Solar

Decision May Halt Aussie Solar Industry

According to the Australian Business Council for Sustainable Energy (ABCSE), the country’s solar power industry may come to a grinding halt following a decision by the Australia Greenhouse Office (AGO) to cap grants for new solar power systems.

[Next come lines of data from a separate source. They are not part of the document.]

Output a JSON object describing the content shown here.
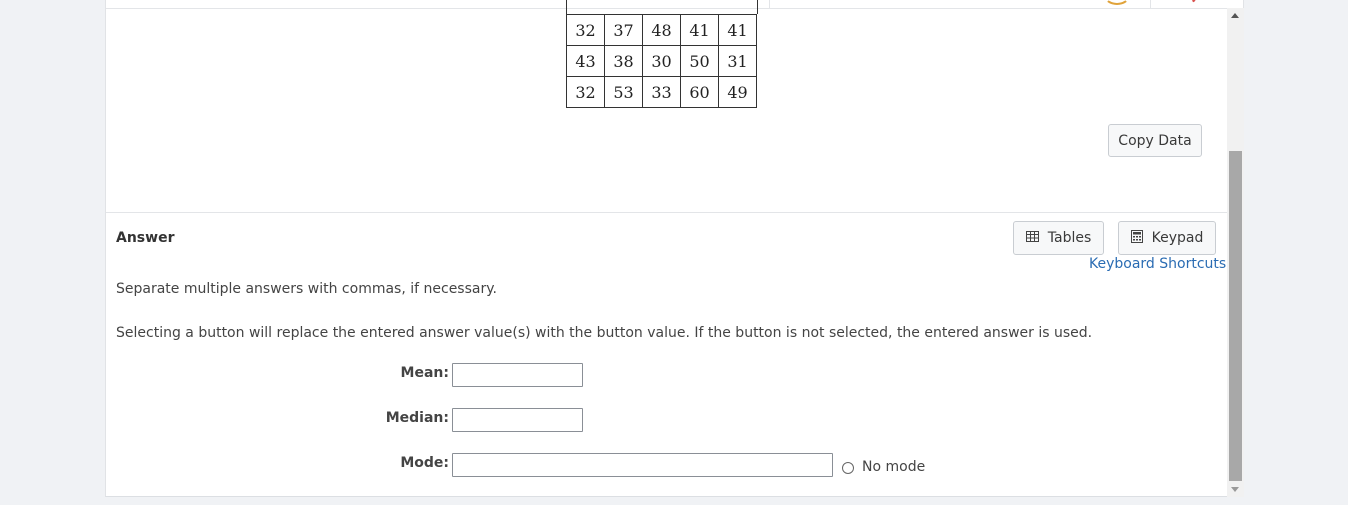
{
  "data_table": {
    "rows": [
      [
        "32",
        "37",
        "48",
        "41",
        "41"
      ],
      [
        "43",
        "38",
        "30",
        "50",
        "31"
      ],
      [
        "32",
        "53",
        "33",
        "60",
        "49"
      ]
    ]
  },
  "buttons": {
    "copy_data": "Copy Data",
    "tables": "Tables",
    "keypad": "Keypad"
  },
  "answer": {
    "title": "Answer",
    "keyboard_shortcuts": "Keyboard Shortcuts",
    "instruction_1": "Separate multiple answers with commas, if necessary.",
    "instruction_2": "Selecting a button will replace the entered answer value(s) with the button value. If the button is not selected, the entered answer is used.",
    "mean_label": "Mean:",
    "median_label": "Median:",
    "mode_label": "Mode:",
    "mean_value": "",
    "median_value": "",
    "mode_value": "",
    "no_mode_label": "No mode"
  },
  "icons": {
    "tables": "table-grid-icon",
    "keypad": "calculator-icon"
  }
}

Carlton,Victoria, Australia – February 27, 2003 [SolarAccess.com] Due to overwhelming demand, the AGO’s program to support households install solar power or photovoltaic (PV) systems has been capped at AU$100,000 (US$61,000) per month to enable the program to continue until the end of the financial year. Only 14 household systems now can be supported each month Australia-wide. “Unfortunately, this does not even cover the applications already submitted under the program,” said Ric Brazzale, executive director of ABCSE. “This means Australia’s solar power industry will effectively come to an immediate grinding halt.” The Howard Government announced the introduction of the solar program in 1999 as part of a suite of greenhouse initiatives. Prior to this PV systems were tax exempt. The program started on January 1, 2000 and provides households that install a PV system a rebate of AU$5/watt (US$3), up to a maximum of AU$7500 (US$4,500) per household. The rebate is designed to stimulate Australia’s emerging solar power industry. “This decision creates massive uncertainty for the industry and the 1000 people it employs,” said Brazzale. “Sales will now halt until July 1, then may continue for a couple of months and then we don’t know. This makes business planning impossible and threatens jobs and many small businesses.” According to the BCSE, as a matter of priority the Government should: 1) Increase the cap on monthly system approvals from AUD$100,000 (US$61,000) to AUD$800,000 (US$486,000) by the reallocation of funding from other AGO programs that we understand have been under spent; and 2) Work with industry to develop an effective PV industry development and support program to replace the PV program when funding would effectively cease by June 30, 2003. “The Government’s solar program has done a great job to date and it would be a shame for that good work to be undone so quickly,” said Brazzale. “Australia has some of the greatest solar technology and expertise anywhere in the world and this comes at a time when the community is more concerned about climate change and it impact than ever before. Solar PV is one of the ways the community can directly have an impact and indeed and the community has demonstrated strong support for it.”